Exercise:
Read the listing and extract each line that includes the word "keonho".

═══ Material shown

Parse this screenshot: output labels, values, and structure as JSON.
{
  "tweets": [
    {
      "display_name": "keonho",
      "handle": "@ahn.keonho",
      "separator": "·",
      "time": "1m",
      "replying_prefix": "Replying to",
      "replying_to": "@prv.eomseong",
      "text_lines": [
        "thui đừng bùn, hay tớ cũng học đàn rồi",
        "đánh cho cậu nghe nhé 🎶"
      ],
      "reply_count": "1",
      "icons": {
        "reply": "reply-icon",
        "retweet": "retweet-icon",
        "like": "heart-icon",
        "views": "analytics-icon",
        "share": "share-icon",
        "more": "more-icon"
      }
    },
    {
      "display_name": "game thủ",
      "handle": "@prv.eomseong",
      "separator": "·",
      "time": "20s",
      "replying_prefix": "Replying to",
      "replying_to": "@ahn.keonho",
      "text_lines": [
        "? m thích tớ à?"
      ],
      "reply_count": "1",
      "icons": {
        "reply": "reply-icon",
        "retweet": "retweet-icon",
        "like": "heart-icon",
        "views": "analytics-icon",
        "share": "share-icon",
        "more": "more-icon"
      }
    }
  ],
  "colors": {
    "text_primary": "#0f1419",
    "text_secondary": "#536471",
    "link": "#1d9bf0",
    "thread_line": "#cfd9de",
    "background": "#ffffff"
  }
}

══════
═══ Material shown

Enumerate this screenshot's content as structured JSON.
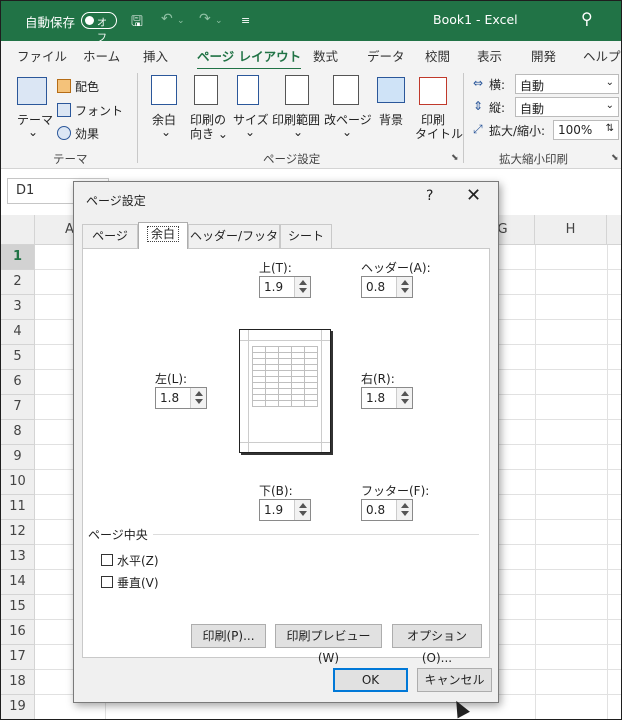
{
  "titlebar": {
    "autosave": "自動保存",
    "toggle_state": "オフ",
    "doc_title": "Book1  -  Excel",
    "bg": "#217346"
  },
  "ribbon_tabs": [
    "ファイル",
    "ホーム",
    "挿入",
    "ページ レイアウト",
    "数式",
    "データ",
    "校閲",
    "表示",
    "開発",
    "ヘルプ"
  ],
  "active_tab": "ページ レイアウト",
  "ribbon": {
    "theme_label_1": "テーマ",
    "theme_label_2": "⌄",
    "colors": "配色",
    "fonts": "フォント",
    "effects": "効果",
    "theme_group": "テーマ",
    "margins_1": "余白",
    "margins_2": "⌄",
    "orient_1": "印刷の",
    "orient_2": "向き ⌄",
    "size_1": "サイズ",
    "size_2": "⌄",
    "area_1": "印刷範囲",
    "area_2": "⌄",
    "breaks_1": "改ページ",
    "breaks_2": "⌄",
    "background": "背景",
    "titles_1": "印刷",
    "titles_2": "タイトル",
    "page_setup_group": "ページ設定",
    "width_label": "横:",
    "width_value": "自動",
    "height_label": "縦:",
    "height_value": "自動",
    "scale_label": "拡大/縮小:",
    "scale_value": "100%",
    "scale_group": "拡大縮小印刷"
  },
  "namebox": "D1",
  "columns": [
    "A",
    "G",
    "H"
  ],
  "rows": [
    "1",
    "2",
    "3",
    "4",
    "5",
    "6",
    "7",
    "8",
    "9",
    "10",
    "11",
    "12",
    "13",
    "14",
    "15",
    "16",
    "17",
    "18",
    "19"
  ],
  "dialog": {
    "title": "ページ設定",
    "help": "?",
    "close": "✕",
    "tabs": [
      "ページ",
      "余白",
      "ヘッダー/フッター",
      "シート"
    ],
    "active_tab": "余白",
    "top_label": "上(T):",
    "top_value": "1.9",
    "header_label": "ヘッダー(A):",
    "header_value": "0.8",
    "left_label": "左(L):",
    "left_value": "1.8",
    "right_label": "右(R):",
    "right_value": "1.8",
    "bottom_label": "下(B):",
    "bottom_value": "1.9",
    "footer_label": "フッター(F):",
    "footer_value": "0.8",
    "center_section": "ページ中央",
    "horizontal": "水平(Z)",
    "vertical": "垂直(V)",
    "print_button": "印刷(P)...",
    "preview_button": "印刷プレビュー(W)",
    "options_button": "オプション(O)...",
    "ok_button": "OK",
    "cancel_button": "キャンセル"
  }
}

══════

Exercise answer:
      "display_name": "keonho",
      "handle": "@ahn.keonho",
      "replying_to": "@ahn.keonho",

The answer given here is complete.